Finally, some positive news for Carlos Guillen.
David Mayo of the Grand Rapids Press reports that the veteran infielder has been cleared to begin a minor league rehab assignment and will get things started Monday with Single-A Lakeland.
Guillen has not played in a major league game since undergoing microfracture knee surgery in September of last season and is likely to need over two weeks of minor league at-bats in order to get his timing right. That puts his projected return somewhere around the All-Star break, maybe a little after.
Guillen, 35, is making $13 million this season in the final chapter of a four-year, $48 million extension that he signed with Detroit in March of 2007. He’s hit just .269/.352/.426 with 27 home runs and 129 RBI since the ink dried on that contract.

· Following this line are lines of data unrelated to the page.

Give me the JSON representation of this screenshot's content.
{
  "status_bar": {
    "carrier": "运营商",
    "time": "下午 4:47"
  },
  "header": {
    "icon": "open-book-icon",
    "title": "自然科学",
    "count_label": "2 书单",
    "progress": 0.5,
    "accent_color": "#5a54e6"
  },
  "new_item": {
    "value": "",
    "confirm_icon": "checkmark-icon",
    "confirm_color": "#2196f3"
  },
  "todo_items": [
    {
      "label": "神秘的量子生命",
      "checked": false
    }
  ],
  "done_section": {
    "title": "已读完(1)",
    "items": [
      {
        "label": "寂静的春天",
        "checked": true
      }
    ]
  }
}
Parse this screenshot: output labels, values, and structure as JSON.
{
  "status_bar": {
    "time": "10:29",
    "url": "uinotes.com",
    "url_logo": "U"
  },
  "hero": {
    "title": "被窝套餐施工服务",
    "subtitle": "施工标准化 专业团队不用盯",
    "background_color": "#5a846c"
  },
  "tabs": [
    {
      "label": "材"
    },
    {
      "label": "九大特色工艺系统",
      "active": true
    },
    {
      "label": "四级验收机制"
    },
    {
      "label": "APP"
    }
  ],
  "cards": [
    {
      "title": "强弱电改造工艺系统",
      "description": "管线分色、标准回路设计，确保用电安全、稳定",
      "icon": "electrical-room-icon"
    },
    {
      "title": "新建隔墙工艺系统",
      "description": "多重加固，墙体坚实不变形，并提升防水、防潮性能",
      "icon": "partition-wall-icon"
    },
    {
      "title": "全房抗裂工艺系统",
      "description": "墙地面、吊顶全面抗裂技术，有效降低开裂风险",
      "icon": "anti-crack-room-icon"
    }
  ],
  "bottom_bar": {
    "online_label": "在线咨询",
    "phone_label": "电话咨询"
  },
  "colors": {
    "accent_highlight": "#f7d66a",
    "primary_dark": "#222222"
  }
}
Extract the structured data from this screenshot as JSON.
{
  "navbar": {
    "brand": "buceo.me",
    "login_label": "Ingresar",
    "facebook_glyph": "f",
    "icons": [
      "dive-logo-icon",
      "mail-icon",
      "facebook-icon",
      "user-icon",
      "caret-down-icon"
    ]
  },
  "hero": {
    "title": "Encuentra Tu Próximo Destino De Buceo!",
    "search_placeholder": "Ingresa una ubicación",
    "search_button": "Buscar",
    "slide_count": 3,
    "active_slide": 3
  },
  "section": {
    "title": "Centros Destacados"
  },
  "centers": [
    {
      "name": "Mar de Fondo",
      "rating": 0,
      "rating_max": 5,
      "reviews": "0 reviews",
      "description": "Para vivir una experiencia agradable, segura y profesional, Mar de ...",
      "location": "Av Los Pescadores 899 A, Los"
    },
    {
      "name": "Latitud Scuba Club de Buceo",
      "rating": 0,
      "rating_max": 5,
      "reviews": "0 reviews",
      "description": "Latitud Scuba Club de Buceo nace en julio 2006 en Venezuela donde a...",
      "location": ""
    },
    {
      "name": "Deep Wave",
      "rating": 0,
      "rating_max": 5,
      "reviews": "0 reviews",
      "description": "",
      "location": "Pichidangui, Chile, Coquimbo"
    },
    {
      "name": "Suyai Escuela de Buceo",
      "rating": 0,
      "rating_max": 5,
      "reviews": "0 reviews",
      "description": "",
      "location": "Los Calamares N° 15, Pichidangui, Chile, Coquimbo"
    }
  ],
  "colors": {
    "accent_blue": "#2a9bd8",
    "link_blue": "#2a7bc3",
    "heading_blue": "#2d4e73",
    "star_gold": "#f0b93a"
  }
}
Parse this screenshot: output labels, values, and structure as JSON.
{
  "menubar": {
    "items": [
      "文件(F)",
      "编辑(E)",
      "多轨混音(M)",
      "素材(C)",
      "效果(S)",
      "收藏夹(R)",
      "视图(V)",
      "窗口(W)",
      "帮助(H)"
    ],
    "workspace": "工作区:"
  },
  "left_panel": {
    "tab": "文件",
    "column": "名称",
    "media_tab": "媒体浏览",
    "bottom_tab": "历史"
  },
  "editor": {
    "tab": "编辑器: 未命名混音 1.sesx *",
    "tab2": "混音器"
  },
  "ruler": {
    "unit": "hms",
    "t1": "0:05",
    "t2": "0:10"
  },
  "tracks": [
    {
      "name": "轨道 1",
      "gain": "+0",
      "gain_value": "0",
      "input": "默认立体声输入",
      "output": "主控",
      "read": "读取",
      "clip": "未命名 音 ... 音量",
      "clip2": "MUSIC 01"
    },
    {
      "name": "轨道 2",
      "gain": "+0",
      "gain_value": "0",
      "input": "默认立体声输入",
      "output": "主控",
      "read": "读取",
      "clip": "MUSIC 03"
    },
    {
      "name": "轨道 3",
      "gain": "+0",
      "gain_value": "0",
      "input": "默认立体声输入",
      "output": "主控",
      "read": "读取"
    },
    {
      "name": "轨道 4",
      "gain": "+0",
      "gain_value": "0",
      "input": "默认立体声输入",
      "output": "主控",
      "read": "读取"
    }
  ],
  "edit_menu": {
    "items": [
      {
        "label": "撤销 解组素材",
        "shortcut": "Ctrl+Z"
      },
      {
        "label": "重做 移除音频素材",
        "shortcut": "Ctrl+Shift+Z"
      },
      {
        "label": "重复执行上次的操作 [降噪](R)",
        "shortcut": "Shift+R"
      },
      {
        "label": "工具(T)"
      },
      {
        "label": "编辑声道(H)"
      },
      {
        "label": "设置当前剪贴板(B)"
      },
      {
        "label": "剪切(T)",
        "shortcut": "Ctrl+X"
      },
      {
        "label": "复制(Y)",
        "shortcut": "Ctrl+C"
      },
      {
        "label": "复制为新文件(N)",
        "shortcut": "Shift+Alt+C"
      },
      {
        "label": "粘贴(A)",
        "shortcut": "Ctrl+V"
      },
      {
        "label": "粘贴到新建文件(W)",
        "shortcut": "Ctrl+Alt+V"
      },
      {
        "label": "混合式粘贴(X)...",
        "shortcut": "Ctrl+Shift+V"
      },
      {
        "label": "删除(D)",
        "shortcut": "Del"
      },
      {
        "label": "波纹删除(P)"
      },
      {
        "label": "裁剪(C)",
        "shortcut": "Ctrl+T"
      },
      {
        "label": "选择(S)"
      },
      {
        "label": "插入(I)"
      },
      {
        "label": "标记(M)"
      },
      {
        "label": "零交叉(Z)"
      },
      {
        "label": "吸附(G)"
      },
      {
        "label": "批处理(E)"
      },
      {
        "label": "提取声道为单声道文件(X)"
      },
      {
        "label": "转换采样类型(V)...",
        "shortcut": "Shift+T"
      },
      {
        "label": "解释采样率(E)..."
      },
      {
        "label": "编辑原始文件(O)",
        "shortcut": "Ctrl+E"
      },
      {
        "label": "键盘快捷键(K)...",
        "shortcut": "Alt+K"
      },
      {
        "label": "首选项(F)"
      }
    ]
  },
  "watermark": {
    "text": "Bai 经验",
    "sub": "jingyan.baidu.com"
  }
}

The Tigers will hope for much better down the stretch this summer.
If Guillen gets going and proves capable of handling everyday innings, he should easily steal starting second base duties from Ryan Raburn, who is batting .199/.239/.329 through 64 games this season.
The Astros remain in contact with the Athletics on starting pitcher Sonny Gray, Ken Rosenthal of FOX Sports reports. The Astros have added Charlie Morton this offseason, but the club has been trying to add a big-name starting pitcher to put at the top of the rotation behind Dallas Keuchel.
Gray, 27, was limited to 22 starts in the 2016 season due to a forearm issue. His stats left a lot to be desired, as he finished with a 5-11 record, a 5.69 ERA, and a 94/42 K/BB ratio over 117 innings. Considering how Gray pitched in the previous three years, he’s a good bet to bounce back.
Gray is under team control through 2019, which is a big draw for the Astros. Needless to say, the Athletics would want a haul in terms of prospects. Gray will earn $3.575 million in 2017, having avoided arbitration in his first year of eligibility.
As we noted last week, The Chicago Cubs took the unusual step of not waiting until the summer after winning the World Series to make their customary White House visit to meet the president. They did it today, seeing President Obama a few short days before he leaves office.
Despite the fact that Obama is a White Sox fan, he met the Cubs with diplomacy and grace. It’s almost as if he’s been in that business for the past eight years. In return, he was given some gifts by the Cubs: Theo Epstein presented Obama with a No. 44 Cubs jersey, a tile from the center field scoreboard at Wrigley Field, and a lifetime pass to Wrigley as well.
Obama is staying in D.C. after he leaves office this week, hanging around so his daughter can finish high school in the same place she started. Even so, he’s likely going to be back to Chicago a good bit over the rest of his life, so he’ll likely be able to put the free pass to work. Assuming it comes with, like, six companion passes for his Secret Service detail.